I think we should think about it, and in particular should reconsider the idea that “I have to get this domain in .com otherwise my site will fail!”

nimblemachines.com, for instance, is not a commercial presence. (Not yet, anyway. Bwahaha!) I knew I wanted to get some ideas online, and I wanted the “option” to have a “businesslike” presence if in some unknown future this site became an income-generating undertaking.

I registered it long enough ago (2001) that there were lots of choices in .com. As of 2009 September, according to these domain name counts, there are over 80 million .com domains registered. Finding a good, short, cute, catchy name is getting harder and harder. (Not that I claim that nimblemachines.com is any of these. ;-)

In 2009 May I wanted to register another domain. The name I chose wasn’t available in .com, and I didn’t want a .net or .org domain, so I started doing some reading about the “new” top level domains that were being introduced.
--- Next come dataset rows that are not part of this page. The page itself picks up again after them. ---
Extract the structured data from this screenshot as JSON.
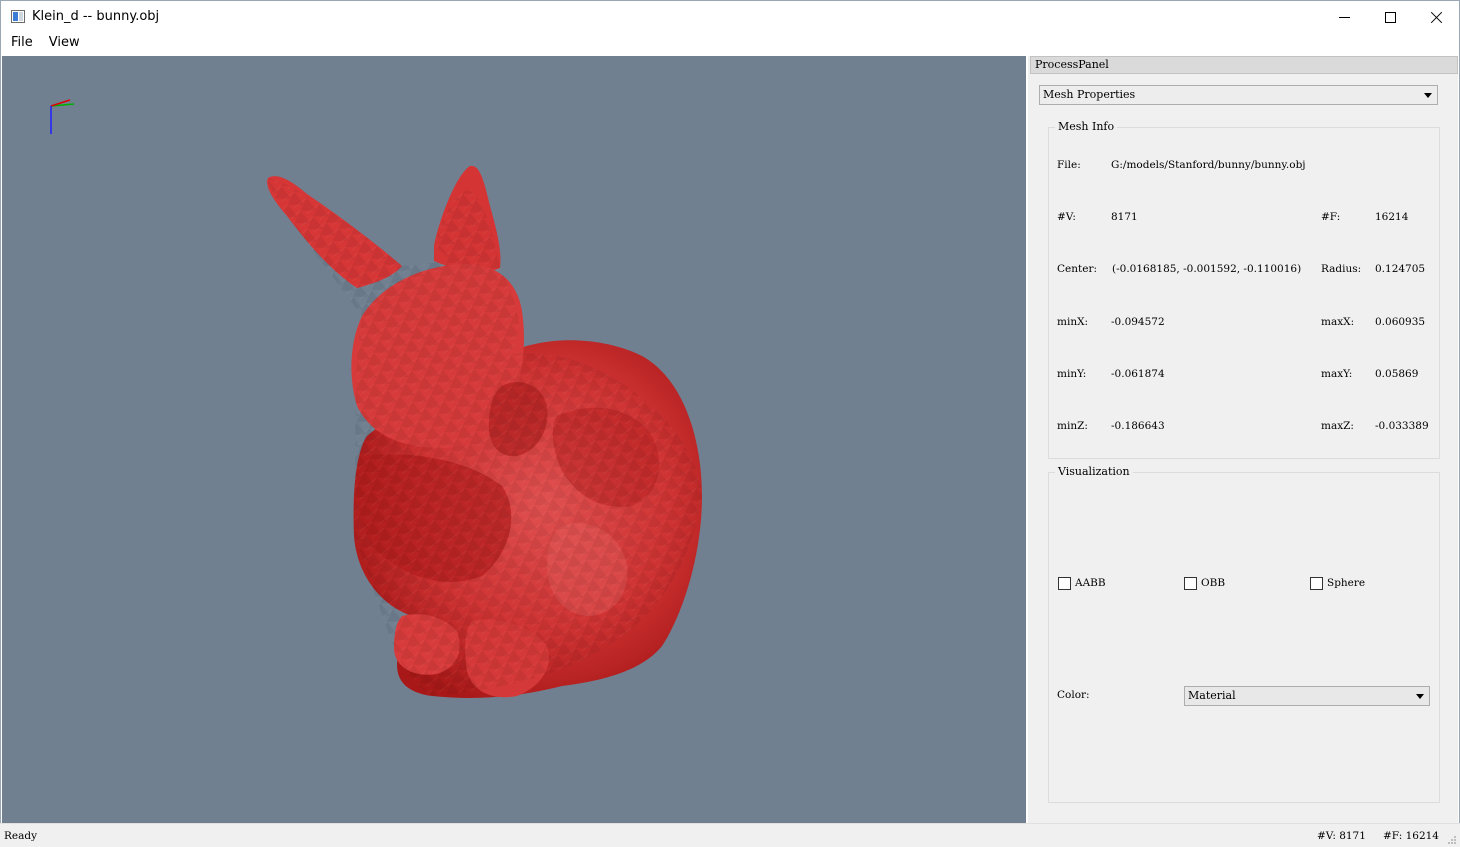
{
  "window": {
    "title": "Klein_d -- bunny.obj",
    "icon": "app-window-icon"
  },
  "menu": {
    "items": [
      "File",
      "View"
    ]
  },
  "viewport": {
    "background": "#708090",
    "mesh_color": "#d83a3a",
    "axes": {
      "x_color": "#ff0000",
      "y_color": "#00b000",
      "z_color": "#0000ff"
    }
  },
  "panel": {
    "title": "ProcessPanel",
    "mode_select": "Mesh Properties",
    "mesh_info": {
      "group_label": "Mesh Info",
      "file_label": "File:",
      "file_value": "G:/models/Stanford/bunny/bunny.obj",
      "v_label": "#V:",
      "v_value": "8171",
      "f_label": "#F:",
      "f_value": "16214",
      "center_label": "Center:",
      "center_value": "(-0.0168185, -0.001592, -0.110016)",
      "radius_label": "Radius:",
      "radius_value": "0.124705",
      "minx_label": "minX:",
      "minx_value": "-0.094572",
      "maxx_label": "maxX:",
      "maxx_value": "0.060935",
      "miny_label": "minY:",
      "miny_value": "-0.061874",
      "maxy_label": "maxY:",
      "maxy_value": "0.05869",
      "minz_label": "minZ:",
      "minz_value": "-0.186643",
      "maxz_label": "maxZ:",
      "maxz_value": "-0.033389"
    },
    "visualization": {
      "group_label": "Visualization",
      "checkboxes": [
        {
          "label": "AABB",
          "checked": false
        },
        {
          "label": "OBB",
          "checked": false
        },
        {
          "label": "Sphere",
          "checked": false
        }
      ],
      "color_label": "Color:",
      "color_value": "Material"
    }
  },
  "status": {
    "left": "Ready",
    "v": "#V: 8171",
    "f": "#F: 16214"
  }
}
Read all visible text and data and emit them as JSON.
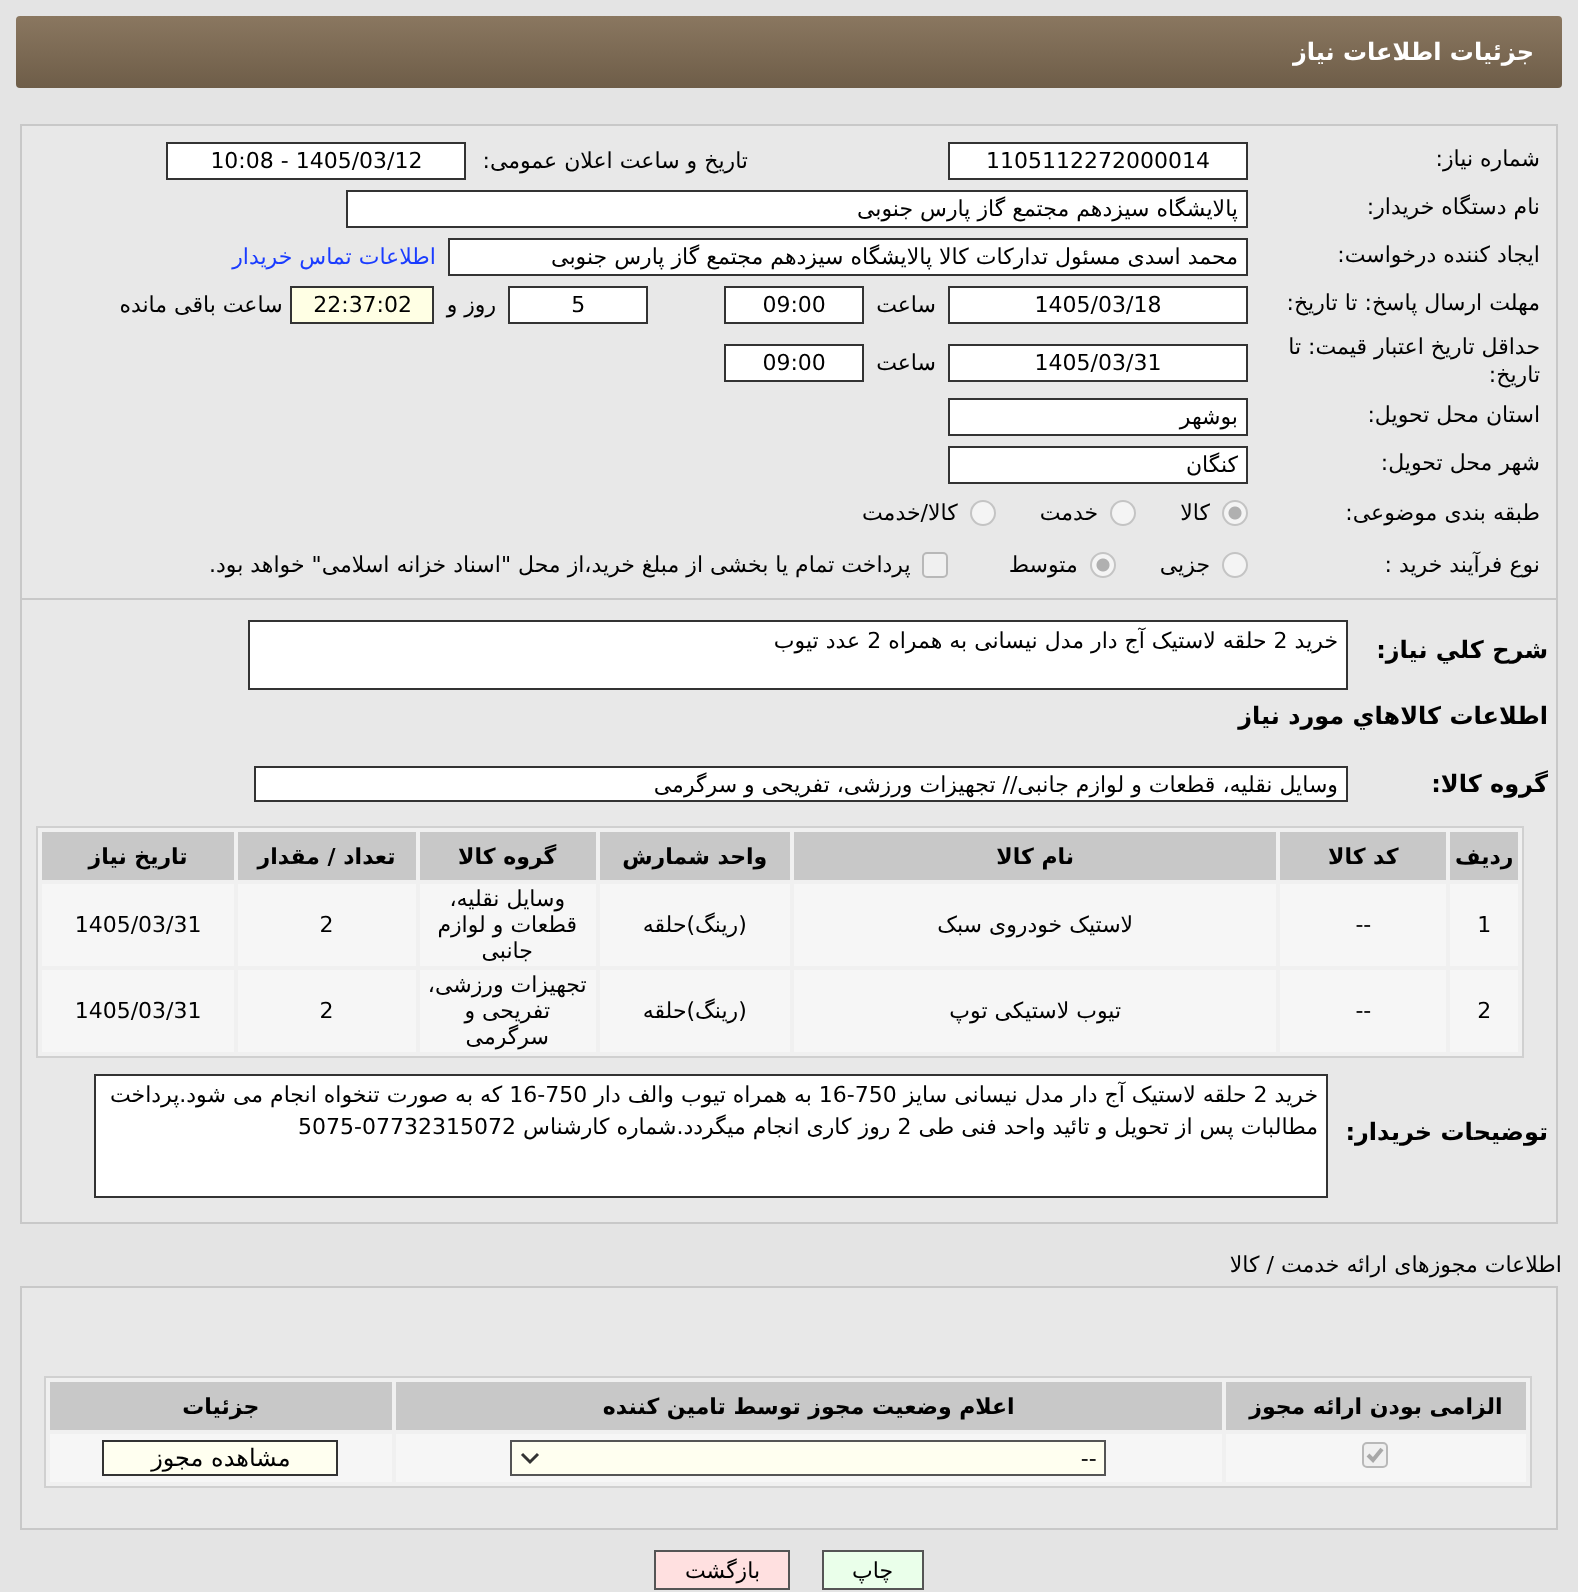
{
  "header": {
    "title": "جزئیات اطلاعات نیاز"
  },
  "form": {
    "need_number": {
      "label": "شماره نیاز:",
      "value": "1105112272000014"
    },
    "announce": {
      "label": "تاریخ و ساعت اعلان عمومی:",
      "value": "1405/03/12 - 10:08"
    },
    "buyer": {
      "label": "نام دستگاه خریدار:",
      "value": "پالایشگاه سیزدهم مجتمع گاز پارس جنوبی"
    },
    "creator": {
      "label": "ایجاد کننده درخواست:",
      "value": "محمد اسدی مسئول تدارکات کالا پالایشگاه سیزدهم مجتمع گاز پارس جنوبی",
      "link": "اطلاعات تماس خریدار"
    },
    "deadline": {
      "label": "مهلت ارسال پاسخ: تا تاریخ:",
      "date": "1405/03/18",
      "time_label": "ساعت",
      "time": "09:00",
      "days": "5",
      "days_label": "روز و",
      "remaining": "22:37:02",
      "remaining_label": "ساعت باقی مانده"
    },
    "validity": {
      "label": "حداقل تاریخ اعتبار قیمت: تا تاریخ:",
      "date": "1405/03/31",
      "time_label": "ساعت",
      "time": "09:00"
    },
    "province": {
      "label": "استان محل تحویل:",
      "value": "بوشهر"
    },
    "city": {
      "label": "شهر محل تحویل:",
      "value": "کنگان"
    },
    "category": {
      "label": "طبقه بندی موضوعی:",
      "options": [
        {
          "label": "کالا",
          "selected": true
        },
        {
          "label": "خدمت",
          "selected": false
        },
        {
          "label": "کالا/خدمت",
          "selected": false
        }
      ]
    },
    "process": {
      "label": "نوع فرآیند خرید :",
      "options": [
        {
          "label": "جزیی",
          "selected": false
        },
        {
          "label": "متوسط",
          "selected": true
        }
      ],
      "payment": {
        "checked": false,
        "label": "پرداخت تمام یا بخشی از مبلغ خرید،از محل \"اسناد خزانه اسلامی\" خواهد بود."
      }
    }
  },
  "summary": {
    "description": {
      "label": "شرح كلي نياز:",
      "value": "خرید 2 حلقه لاستیک آج دار مدل نیسانی به همراه 2 عدد تیوب"
    },
    "items_title": "اطلاعات كالاهاي مورد نياز",
    "goods_group": {
      "label": "گروه کالا:",
      "value": "وسایل نقلیه، قطعات و لوازم جانبی// تجهیزات ورزشی، تفریحی و سرگرمی"
    },
    "table": {
      "columns": [
        "ردیف",
        "کد کالا",
        "نام کالا",
        "واحد شمارش",
        "گروه کالا",
        "تعداد / مقدار",
        "تاریخ نیاز"
      ],
      "rows": [
        [
          "1",
          "--",
          "لاستیک خودروی سبک",
          "(رینگ)حلقه",
          "وسایل نقلیه، قطعات و لوازم جانبی",
          "2",
          "1405/03/31"
        ],
        [
          "2",
          "--",
          "تیوب لاستیکی توپ",
          "(رینگ)حلقه",
          "تجهیزات ورزشی، تفریحی و سرگرمی",
          "2",
          "1405/03/31"
        ]
      ]
    },
    "notes": {
      "label": "توضیحات خریدار:",
      "value": "خرید 2 حلقه لاستیک آج دار مدل نیسانی سایز 750-16 به همراه تیوب والف دار 750-16 که به صورت تنخواه انجام می شود.پرداخت مطالبات پس از تحویل و تائید واحد فنی طی 2 روز کاری انجام میگردد.شماره کارشناس 07732315072-5075"
    }
  },
  "permits": {
    "title": "اطلاعات مجوزهای ارائه خدمت / کالا",
    "columns": [
      "الزامی بودن ارائه مجوز",
      "اعلام وضعیت مجوز توسط تامین کننده",
      "جزئیات"
    ],
    "rows": [
      {
        "required": true,
        "status": "--",
        "button": "مشاهده مجوز"
      }
    ]
  },
  "buttons": [
    {
      "label": "چاپ",
      "kind": "print"
    },
    {
      "label": "بازگشت",
      "kind": "back"
    }
  ]
}
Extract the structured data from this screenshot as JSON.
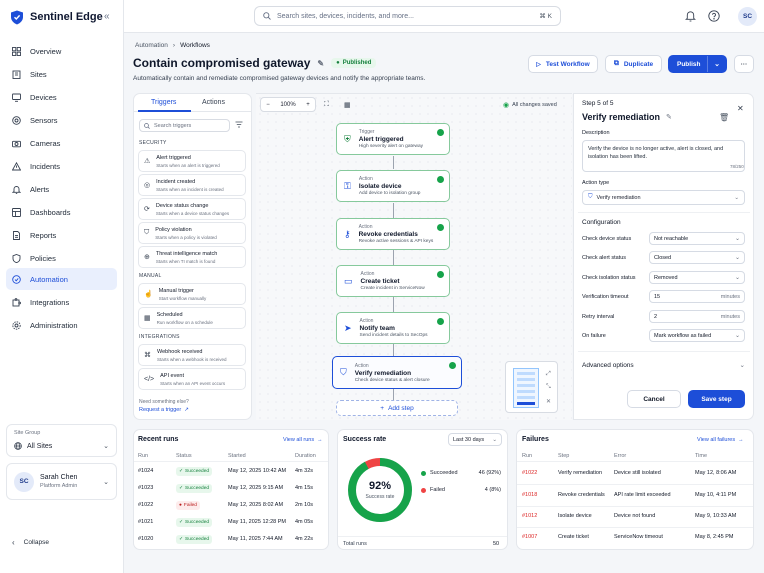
{
  "brand": {
    "name": "Sentinel Edge"
  },
  "search": {
    "placeholder": "Search sites, devices, incidents, and more...",
    "shortcut": "⌘ K"
  },
  "topbar": {
    "avatar": "SC"
  },
  "sidebar": {
    "items": [
      {
        "label": "Overview"
      },
      {
        "label": "Sites"
      },
      {
        "label": "Devices"
      },
      {
        "label": "Sensors"
      },
      {
        "label": "Cameras"
      },
      {
        "label": "Incidents"
      },
      {
        "label": "Alerts"
      },
      {
        "label": "Dashboards"
      },
      {
        "label": "Reports"
      },
      {
        "label": "Policies"
      },
      {
        "label": "Automation"
      },
      {
        "label": "Integrations"
      },
      {
        "label": "Administration"
      }
    ],
    "site_group_caption": "Site Group",
    "site_group_value": "All Sites",
    "user_name": "Sarah Chen",
    "user_role": "Platform Admin",
    "user_initials": "SC",
    "collapse_label": "Collapse"
  },
  "breadcrumb": {
    "parent": "Automation",
    "current": "Workflows"
  },
  "page": {
    "title": "Contain compromised gateway",
    "status": "Published",
    "subtitle": "Automatically contain and remediate compromised gateway devices and notify the appropriate teams."
  },
  "actions": {
    "test": "Test Workflow",
    "duplicate": "Duplicate",
    "publish": "Publish"
  },
  "left_panel": {
    "tabs": [
      "Triggers",
      "Actions"
    ],
    "search_placeholder": "Search triggers",
    "sections": {
      "security": "SECURITY",
      "manual": "MANUAL",
      "integrations": "INTEGRATIONS"
    },
    "security_triggers": [
      {
        "title": "Alert triggered",
        "desc": "Starts when an alert is triggered"
      },
      {
        "title": "Incident created",
        "desc": "Starts when an incident is created"
      },
      {
        "title": "Device status change",
        "desc": "Starts when a device status changes"
      },
      {
        "title": "Policy violation",
        "desc": "Starts when a policy is violated"
      },
      {
        "title": "Threat intelligence match",
        "desc": "Starts when TI match is found"
      }
    ],
    "manual_triggers": [
      {
        "title": "Manual trigger",
        "desc": "Start workflow manually"
      },
      {
        "title": "Scheduled",
        "desc": "Run workflow on a schedule"
      }
    ],
    "integration_triggers": [
      {
        "title": "Webhook received",
        "desc": "Starts when a webhook is received"
      },
      {
        "title": "API event",
        "desc": "Starts when an API event occurs"
      }
    ],
    "need_more": "Need something else?",
    "request_link": "Request a trigger"
  },
  "canvas": {
    "zoom": "100%",
    "saved": "All changes saved",
    "add_step": "Add step",
    "nodes": [
      {
        "kind": "Trigger",
        "name": "Alert triggered",
        "desc": "High severity alert on gateway"
      },
      {
        "kind": "Action",
        "name": "Isolate device",
        "desc": "Add device to isolation group"
      },
      {
        "kind": "Action",
        "name": "Revoke credentials",
        "desc": "Revoke active sessions & API keys"
      },
      {
        "kind": "Action",
        "name": "Create ticket",
        "desc": "Create incident in ServiceNow"
      },
      {
        "kind": "Action",
        "name": "Notify team",
        "desc": "Send incident details to SecOps"
      },
      {
        "kind": "Action",
        "name": "Verify remediation",
        "desc": "Check device status & alert closure"
      }
    ]
  },
  "step_panel": {
    "step_label": "Step 5 of 5",
    "title": "Verify remediation",
    "description_label": "Description",
    "description": "Verify the device is no longer active, alert is closed, and isolation has been lifted.",
    "char_count": "78/250",
    "action_type_label": "Action type",
    "action_type": "Verify remediation",
    "configuration_label": "Configuration",
    "fields": [
      {
        "label": "Check device status",
        "value": "Not reachable",
        "unit": ""
      },
      {
        "label": "Check alert status",
        "value": "Closed",
        "unit": ""
      },
      {
        "label": "Check isolation status",
        "value": "Removed",
        "unit": ""
      },
      {
        "label": "Verification timeout",
        "value": "15",
        "unit": "minutes"
      },
      {
        "label": "Retry interval",
        "value": "2",
        "unit": "minutes"
      },
      {
        "label": "On failure",
        "value": "Mark workflow as failed",
        "unit": ""
      }
    ],
    "advanced": "Advanced options",
    "cancel": "Cancel",
    "save": "Save step"
  },
  "recent_runs": {
    "title": "Recent runs",
    "view_all": "View all runs",
    "headers": [
      "Run",
      "Status",
      "Started",
      "Duration"
    ],
    "rows": [
      {
        "run": "#1024",
        "status": "Succeeded",
        "started": "May 12, 2025 10:42 AM",
        "duration": "4m 32s"
      },
      {
        "run": "#1023",
        "status": "Succeeded",
        "started": "May 12, 2025 9:15 AM",
        "duration": "4m 15s"
      },
      {
        "run": "#1022",
        "status": "Failed",
        "started": "May 12, 2025 8:02 AM",
        "duration": "2m 10s"
      },
      {
        "run": "#1021",
        "status": "Succeeded",
        "started": "May 11, 2025 12:28 PM",
        "duration": "4m 05s"
      },
      {
        "run": "#1020",
        "status": "Succeeded",
        "started": "May 11, 2025 7:44 AM",
        "duration": "4m 22s"
      }
    ]
  },
  "success_rate": {
    "title": "Success rate",
    "range": "Last 30 days",
    "percent": "92%",
    "percent_value": 92,
    "caption": "Success rate",
    "succeeded_label": "Succeeded",
    "succeeded_value": "46 (92%)",
    "failed_label": "Failed",
    "failed_value": "4 (8%)",
    "total_label": "Total runs",
    "total_value": "50",
    "colors": {
      "succeeded": "#16a34a",
      "failed": "#ef4444"
    }
  },
  "failures": {
    "title": "Failures",
    "view_all": "View all failures",
    "headers": [
      "Run",
      "Step",
      "Error",
      "Time"
    ],
    "rows": [
      {
        "run": "#1022",
        "step": "Verify remediation",
        "error": "Device still isolated",
        "time": "May 12, 8:06 AM"
      },
      {
        "run": "#1018",
        "step": "Revoke credentials",
        "error": "API rate limit exceeded",
        "time": "May 10, 4:11 PM"
      },
      {
        "run": "#1012",
        "step": "Isolate device",
        "error": "Device not found",
        "time": "May 9, 10:33 AM"
      },
      {
        "run": "#1007",
        "step": "Create ticket",
        "error": "ServiceNow timeout",
        "time": "May 8, 2:45 PM"
      }
    ]
  }
}
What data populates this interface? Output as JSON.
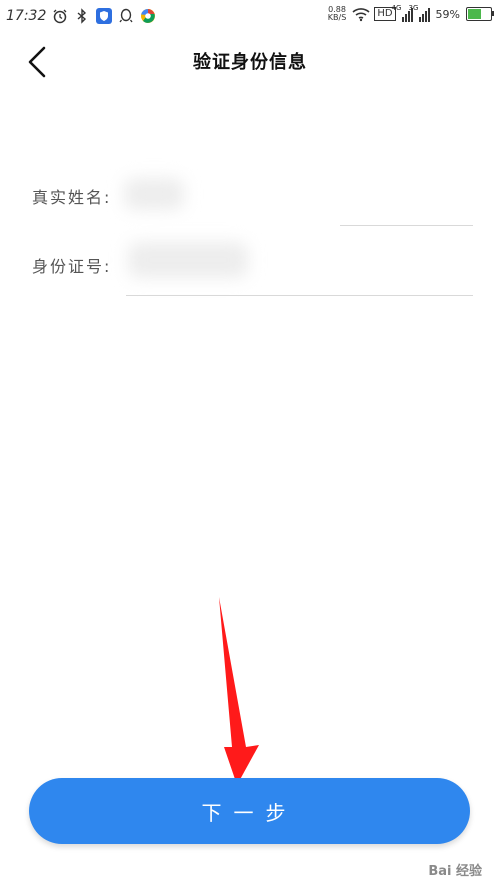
{
  "status_bar": {
    "time": "17:32",
    "net_speed_value": "0.88",
    "net_speed_unit": "KB/S",
    "hd": "HD",
    "signal1_tag": "4G",
    "signal2_tag": "3G",
    "battery_percent": "59%",
    "battery_level": 0.59
  },
  "header": {
    "title": "验证身份信息"
  },
  "form": {
    "name_label": "真实姓名:",
    "id_label": "身份证号:"
  },
  "footer": {
    "next_label": "下一步"
  },
  "watermark": "Bai 经验",
  "colors": {
    "button": "#2f87ee",
    "arrow": "#ff1a1a",
    "battery": "#4cb84c"
  }
}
I settled on .info, even though it was hardly new – it’s been around since 2001.

After reading this history of .info I was

I was just reading a bit about alternative DNS roots, and came across two interesting documents, one written before the .info Sunrise period – about why it was a bad idea – and one written after – analysing Sunrise trademark applications and concluding that, sure enough, it had been a bad idea.

It makes we want to become the alternative root activist I almost became back in 2000 when I first discovered these ideas.

Unlike all the other top level domains – esp the “legacy” ones (.com .net .org .edu .gov .mil) – .info has always been:

The original TLDs were invented here in the US and have always been uncomfortably US-centric. Since country code TLDs existed back then – they were part of the original Domain Name System specification – why weren’t the other domains (.com and friends) “hanging off of” .us the way they do in, say, Australia? (.com.au, and .edu.au, for instance)

The answer? Because we said so. Because we invented it, and got to make up the rules of the game. I don’t agree with this, but it’s the way it is.

.info levels the playing field in a way.

And with “only” five or so million names registered, there is lots of room to find yours.